We need to support American production. Al Franken has talked about my Grandpa’s Ford Plant. He thinks our state needs it, and maybe wind energy could be the answer. Southern Minnesota’s farm horizons are broken by giant wind turbines, producing clean energy for us and additional income for the farmers. But those turbines are imported from Germany, Spain, Japan and Denmark. There are no manufacturing plants in the United States yet, the first one will open in Iowa this year or next.

Minnesota has a good plant in Saint Paul, why not try to return to the boom of the 1950s by manufacturing our own products and buying our own goods. We can start with the Ford Plant and wind. We can sell million dollar wind turbines, we can employee 100 people making good wages, and we can even help clean up the environment. If we could get all those new plant workers to buy American made products, it would be perfect.

Buy American!

Hillary, Barack and the Energy Issue

“I recognize the right and duty of this generation to develop and use our natural resources, but I do not recognize the right to waste them, or to rob by wasteful use, the generations that come after us.”
— Theodore Roosevelt

It is very early right now, but I am excited about the competition between Hillary Clinton and Barack Obama, and the prospect that one of them will likely be the next President.

One thing that I am paying attention to is their stances on energy issues. While the war is the overriding hot issue right now, it can be stopped in a day. The impending energy crisis can’t. I believe both candidates will be very progressive when it comes to energy issues, but I am waiting to see what sort of energy issues they will campaign on.

Barack Obama’s website list some bills he has introduced to increase energy independence, but he doesn’t have the plans Dennis Kucinich has, and Hillary Clinton doesn’t even have an issues section on her website yet.

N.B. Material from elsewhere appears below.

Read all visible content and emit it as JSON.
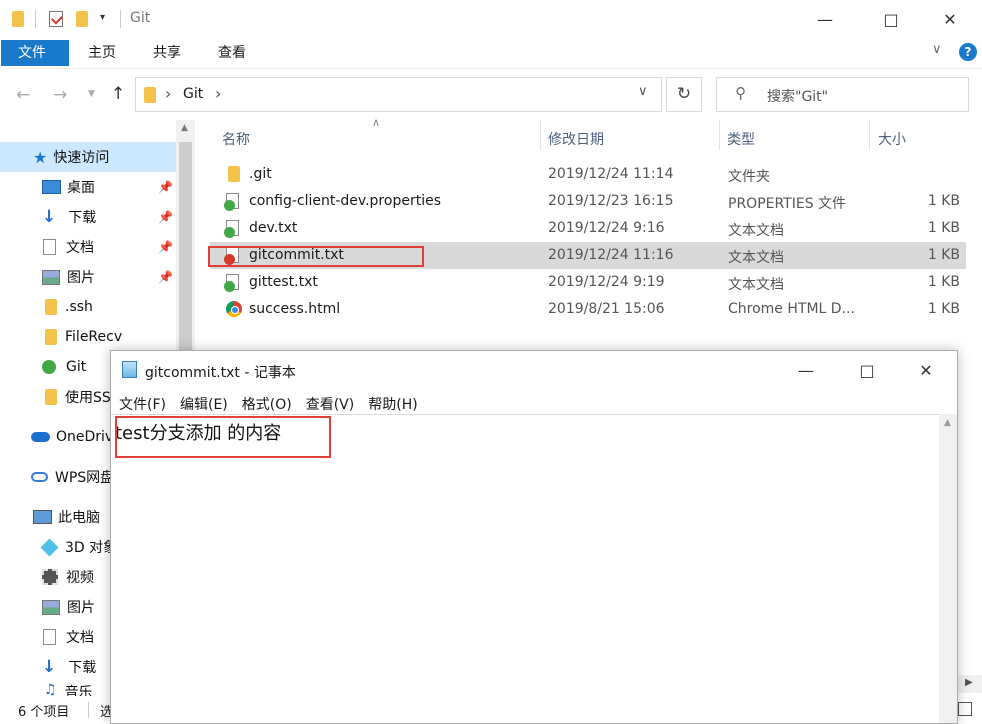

What I think we need to recognize is that when we talk about energy policy, we are talking about environmental issues and global warming issues too. Everything is intertwined, but the energy issue is number one.

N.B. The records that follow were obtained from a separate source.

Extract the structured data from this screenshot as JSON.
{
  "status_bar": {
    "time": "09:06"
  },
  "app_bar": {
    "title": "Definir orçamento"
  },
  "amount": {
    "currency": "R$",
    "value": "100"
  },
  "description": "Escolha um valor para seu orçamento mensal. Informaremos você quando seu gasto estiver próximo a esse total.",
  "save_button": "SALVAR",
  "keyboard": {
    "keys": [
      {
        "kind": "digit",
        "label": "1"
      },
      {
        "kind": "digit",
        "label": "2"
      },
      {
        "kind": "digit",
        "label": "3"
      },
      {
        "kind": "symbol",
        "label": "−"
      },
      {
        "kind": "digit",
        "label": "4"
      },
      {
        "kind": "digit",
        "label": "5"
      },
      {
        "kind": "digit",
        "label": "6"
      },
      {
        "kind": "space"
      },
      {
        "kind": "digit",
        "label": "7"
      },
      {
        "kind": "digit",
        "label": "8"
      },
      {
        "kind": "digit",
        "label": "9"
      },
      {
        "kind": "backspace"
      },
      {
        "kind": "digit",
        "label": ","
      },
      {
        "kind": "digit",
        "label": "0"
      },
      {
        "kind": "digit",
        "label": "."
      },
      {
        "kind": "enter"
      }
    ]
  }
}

Right now, expert scientists, energy advocates and pastors are speaking out about global warming on a daily basis. While I believe that needs to be done, we need to begin by talking about the energy policy issues and potential crisis the nation is facing. If energy policy is the key phrase, Republicans who refuse to accept the idea of global warming cannot reject the fact that we need to reduce our dependence on oil from the Middle East. Wording is important.

When we begin concentrating on creating renewable, cleaner energy, we will create a better environment.